LomoKino – shooting

A quick flick of a switch pops up the top-mounted viewfinder. As this is made to match the quarter-frame shots it's really quite tiny so it's actually easier to go freestyle and dispense with using the viewfinder altogether. The top of the camera is also home to a hotshoe adaptor so that you can attach any compatible flash. We used Lomography's Fritz the Blitz flash, originally designed for use with the La Sardina, as it recharges quickly between each shot. There's no frame counter on the LomoKino but there is a meter that runs from full to empty to give you a rough idea of how far through the film you are.

LomoKino – results
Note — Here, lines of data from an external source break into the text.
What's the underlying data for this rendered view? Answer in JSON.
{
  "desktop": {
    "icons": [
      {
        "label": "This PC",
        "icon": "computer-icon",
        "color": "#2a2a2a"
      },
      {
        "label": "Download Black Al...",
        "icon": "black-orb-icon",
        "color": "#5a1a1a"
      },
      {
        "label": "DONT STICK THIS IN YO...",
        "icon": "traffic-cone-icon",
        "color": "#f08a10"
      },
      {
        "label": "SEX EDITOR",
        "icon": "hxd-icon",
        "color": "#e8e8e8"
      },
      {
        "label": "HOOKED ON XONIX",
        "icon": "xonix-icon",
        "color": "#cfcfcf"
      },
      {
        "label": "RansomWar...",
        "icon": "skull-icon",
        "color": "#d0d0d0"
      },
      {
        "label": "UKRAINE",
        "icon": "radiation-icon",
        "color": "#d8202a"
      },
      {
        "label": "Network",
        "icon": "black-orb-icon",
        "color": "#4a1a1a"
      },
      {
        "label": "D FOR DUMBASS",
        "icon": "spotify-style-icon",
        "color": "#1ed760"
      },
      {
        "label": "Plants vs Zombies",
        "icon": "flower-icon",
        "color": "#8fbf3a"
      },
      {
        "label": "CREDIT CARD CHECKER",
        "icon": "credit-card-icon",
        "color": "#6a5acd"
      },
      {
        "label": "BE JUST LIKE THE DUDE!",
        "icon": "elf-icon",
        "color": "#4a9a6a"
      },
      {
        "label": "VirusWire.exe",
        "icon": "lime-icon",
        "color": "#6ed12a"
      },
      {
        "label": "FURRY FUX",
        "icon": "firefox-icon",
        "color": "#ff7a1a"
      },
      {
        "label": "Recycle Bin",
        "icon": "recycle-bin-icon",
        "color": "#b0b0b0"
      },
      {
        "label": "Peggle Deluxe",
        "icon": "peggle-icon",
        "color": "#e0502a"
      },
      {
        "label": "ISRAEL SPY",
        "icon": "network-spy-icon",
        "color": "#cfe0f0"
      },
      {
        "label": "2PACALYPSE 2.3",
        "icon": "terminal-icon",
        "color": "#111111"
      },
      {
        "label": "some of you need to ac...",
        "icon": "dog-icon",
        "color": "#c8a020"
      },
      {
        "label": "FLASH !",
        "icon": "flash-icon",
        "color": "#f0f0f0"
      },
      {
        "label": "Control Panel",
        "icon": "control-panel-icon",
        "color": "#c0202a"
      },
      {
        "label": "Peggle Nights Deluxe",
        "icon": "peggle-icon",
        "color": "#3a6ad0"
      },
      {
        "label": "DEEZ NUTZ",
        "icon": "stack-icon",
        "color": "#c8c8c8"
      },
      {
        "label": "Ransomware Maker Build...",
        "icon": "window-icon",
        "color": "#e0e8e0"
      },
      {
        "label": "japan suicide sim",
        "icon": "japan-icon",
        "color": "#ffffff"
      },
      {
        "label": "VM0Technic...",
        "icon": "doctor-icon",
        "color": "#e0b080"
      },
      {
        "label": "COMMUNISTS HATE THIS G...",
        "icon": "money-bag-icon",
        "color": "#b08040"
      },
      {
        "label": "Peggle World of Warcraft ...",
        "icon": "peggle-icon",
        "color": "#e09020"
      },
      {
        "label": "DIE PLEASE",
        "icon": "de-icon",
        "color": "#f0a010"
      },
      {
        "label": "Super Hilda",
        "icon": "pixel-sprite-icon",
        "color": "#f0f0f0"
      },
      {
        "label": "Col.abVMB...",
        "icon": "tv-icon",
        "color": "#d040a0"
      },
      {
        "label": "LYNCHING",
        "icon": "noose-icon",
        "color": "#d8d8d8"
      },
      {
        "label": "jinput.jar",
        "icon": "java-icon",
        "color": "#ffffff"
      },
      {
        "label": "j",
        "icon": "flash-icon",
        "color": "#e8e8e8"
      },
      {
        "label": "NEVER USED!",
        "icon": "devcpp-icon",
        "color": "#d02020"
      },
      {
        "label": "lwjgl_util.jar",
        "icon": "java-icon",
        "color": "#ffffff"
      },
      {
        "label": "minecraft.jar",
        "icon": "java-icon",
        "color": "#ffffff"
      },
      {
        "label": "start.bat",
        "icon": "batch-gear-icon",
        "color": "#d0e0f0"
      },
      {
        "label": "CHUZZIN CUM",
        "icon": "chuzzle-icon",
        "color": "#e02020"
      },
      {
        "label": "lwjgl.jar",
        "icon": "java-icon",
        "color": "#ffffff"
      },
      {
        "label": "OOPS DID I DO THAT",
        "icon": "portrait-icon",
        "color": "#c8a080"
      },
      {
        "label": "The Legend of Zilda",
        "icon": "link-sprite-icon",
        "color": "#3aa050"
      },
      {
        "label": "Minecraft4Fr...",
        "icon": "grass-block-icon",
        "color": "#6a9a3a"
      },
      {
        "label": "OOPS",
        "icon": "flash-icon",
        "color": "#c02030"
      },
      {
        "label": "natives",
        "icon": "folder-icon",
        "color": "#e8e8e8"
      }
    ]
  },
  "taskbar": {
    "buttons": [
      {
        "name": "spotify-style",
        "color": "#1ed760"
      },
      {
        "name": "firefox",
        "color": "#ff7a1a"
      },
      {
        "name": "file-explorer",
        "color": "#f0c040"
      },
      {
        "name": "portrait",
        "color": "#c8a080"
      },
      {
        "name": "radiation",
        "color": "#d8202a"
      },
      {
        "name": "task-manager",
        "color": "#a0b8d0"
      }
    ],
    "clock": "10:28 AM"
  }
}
Shooting is very simple, with the winding crank making a satisfying click when each shot is taken, although keeping the unit steady is quite tricky. The movie effect works surprisingly well – you should be able to put together a decent clip after a few practice runs even if the slight blurring and shaky handheld effect do make it look like the point of view of someone who’s had one too many beers. Still images are a little soft, as you’d expect from a Lomo camera, with the usual film grain, while the close-up button produces good results.

LomoKino – verdict

At just £65 (or 89 notes when bundled with the LomoKinoScope), the LomoKino isn’t going to bankrupt you, although you may find that the cost of processing is another matter – Lomography charges a tenner for processing, along with a disc with all your shots and a movie clip of them edited together. However, it’s still a cheaper option than shelling out on an old super8 camera (not to mention a lot lighter), and the film is also much cheaper and easier to buy.

The retro design of the LomoKino is sure to win over a lot of fans and the fact that it’s very easy to use (not to mention fun) is also a big advantage. The viewfinder is a little too small to be practical, but it’s still possible to get good results without using it. It might have been nice to bung in a couple of extra options such as a variable ISO setting or even the ability to attach a neck strap, but the LomoKino is still a great gadget as it is.

Stuff says... 

Lomography LomoKino review

Great, initially affordable fun for retro film fans but film processing costs add up quickly